▶ EXERCISE DATA:

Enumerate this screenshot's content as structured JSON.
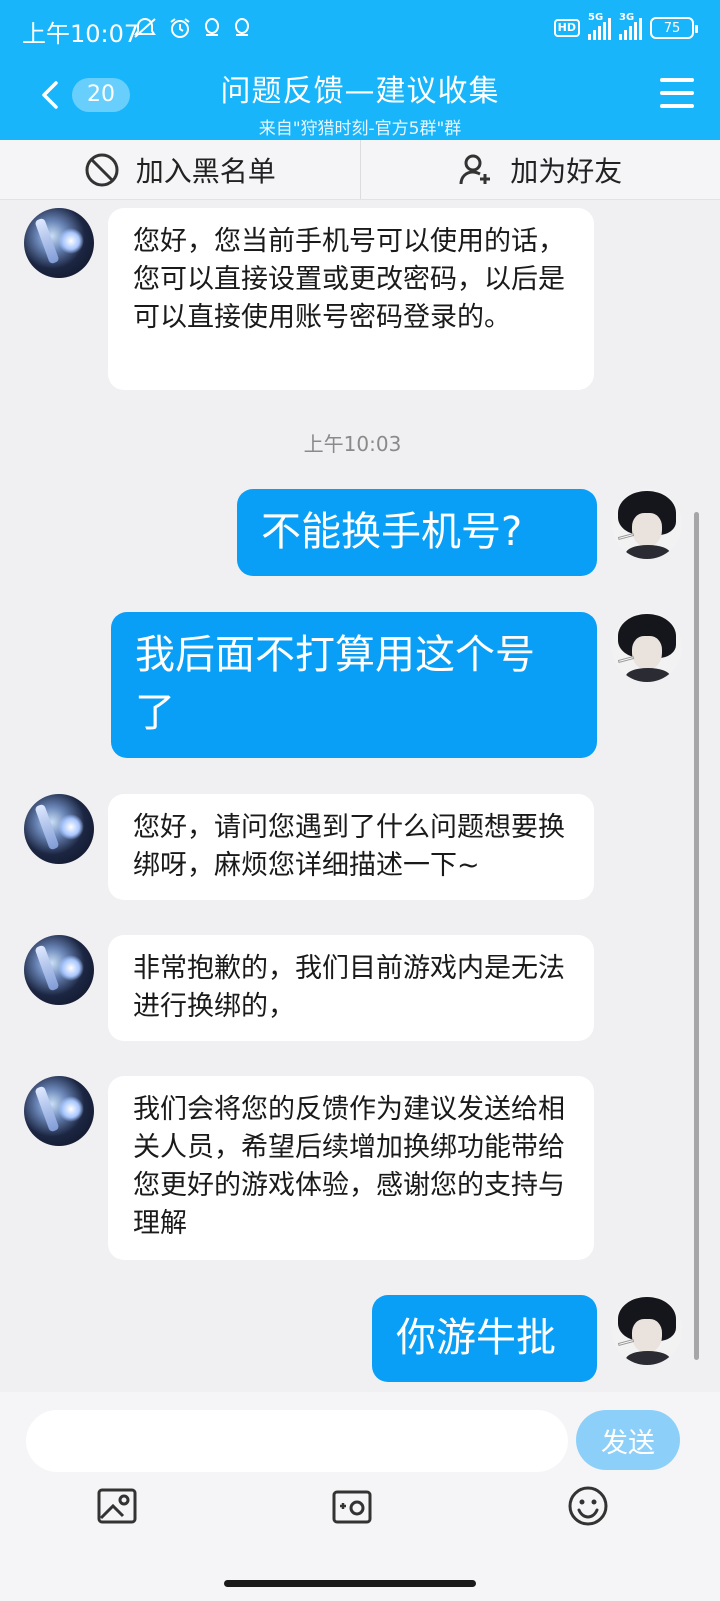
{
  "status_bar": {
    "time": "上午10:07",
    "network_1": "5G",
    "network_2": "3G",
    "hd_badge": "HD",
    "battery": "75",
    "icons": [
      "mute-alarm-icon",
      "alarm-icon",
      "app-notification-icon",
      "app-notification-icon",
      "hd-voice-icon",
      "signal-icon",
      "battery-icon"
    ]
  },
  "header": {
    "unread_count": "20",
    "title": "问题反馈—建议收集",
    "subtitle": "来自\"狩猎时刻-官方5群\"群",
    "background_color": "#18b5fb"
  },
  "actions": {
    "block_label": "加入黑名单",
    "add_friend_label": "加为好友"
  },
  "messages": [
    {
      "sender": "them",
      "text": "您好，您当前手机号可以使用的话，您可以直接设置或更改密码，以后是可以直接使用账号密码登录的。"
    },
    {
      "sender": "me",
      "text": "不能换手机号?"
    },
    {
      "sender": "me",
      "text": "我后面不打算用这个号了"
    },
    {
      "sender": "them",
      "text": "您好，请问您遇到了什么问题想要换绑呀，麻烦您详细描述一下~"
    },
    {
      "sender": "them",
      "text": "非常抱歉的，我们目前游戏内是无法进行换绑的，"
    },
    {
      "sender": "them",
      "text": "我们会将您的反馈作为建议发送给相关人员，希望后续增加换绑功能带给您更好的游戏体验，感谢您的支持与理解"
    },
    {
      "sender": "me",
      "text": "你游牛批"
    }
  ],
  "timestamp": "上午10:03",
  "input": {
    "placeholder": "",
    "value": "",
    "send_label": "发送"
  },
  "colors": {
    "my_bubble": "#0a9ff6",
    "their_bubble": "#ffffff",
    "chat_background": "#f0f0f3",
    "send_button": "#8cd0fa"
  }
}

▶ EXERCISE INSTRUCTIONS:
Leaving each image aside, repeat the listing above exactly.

▶ THE ANSWER:
Enumerate this screenshot's content as structured JSON.
{
  "status_bar": {
    "time": "上午10:07",
    "network_1": "5G",
    "network_2": "3G",
    "hd_badge": "HD",
    "battery": "75",
    "icons": [
      "mute-alarm-icon",
      "alarm-icon",
      "app-notification-icon",
      "app-notification-icon",
      "hd-voice-icon",
      "signal-icon",
      "battery-icon"
    ]
  },
  "header": {
    "unread_count": "20",
    "title": "问题反馈—建议收集",
    "subtitle": "来自\"狩猎时刻-官方5群\"群",
    "background_color": "#18b5fb"
  },
  "actions": {
    "block_label": "加入黑名单",
    "add_friend_label": "加为好友"
  },
  "messages": [
    {
      "sender": "them",
      "text": "您好，您当前手机号可以使用的话，您可以直接设置或更改密码，以后是可以直接使用账号密码登录的。"
    },
    {
      "sender": "me",
      "text": "不能换手机号?"
    },
    {
      "sender": "me",
      "text": "我后面不打算用这个号了"
    },
    {
      "sender": "them",
      "text": "您好，请问您遇到了什么问题想要换绑呀，麻烦您详细描述一下~"
    },
    {
      "sender": "them",
      "text": "非常抱歉的，我们目前游戏内是无法进行换绑的，"
    },
    {
      "sender": "them",
      "text": "我们会将您的反馈作为建议发送给相关人员，希望后续增加换绑功能带给您更好的游戏体验，感谢您的支持与理解"
    },
    {
      "sender": "me",
      "text": "你游牛批"
    }
  ],
  "timestamp": "上午10:03",
  "input": {
    "placeholder": "",
    "value": "",
    "send_label": "发送"
  },
  "colors": {
    "my_bubble": "#0a9ff6",
    "their_bubble": "#ffffff",
    "chat_background": "#f0f0f3",
    "send_button": "#8cd0fa"
  }
}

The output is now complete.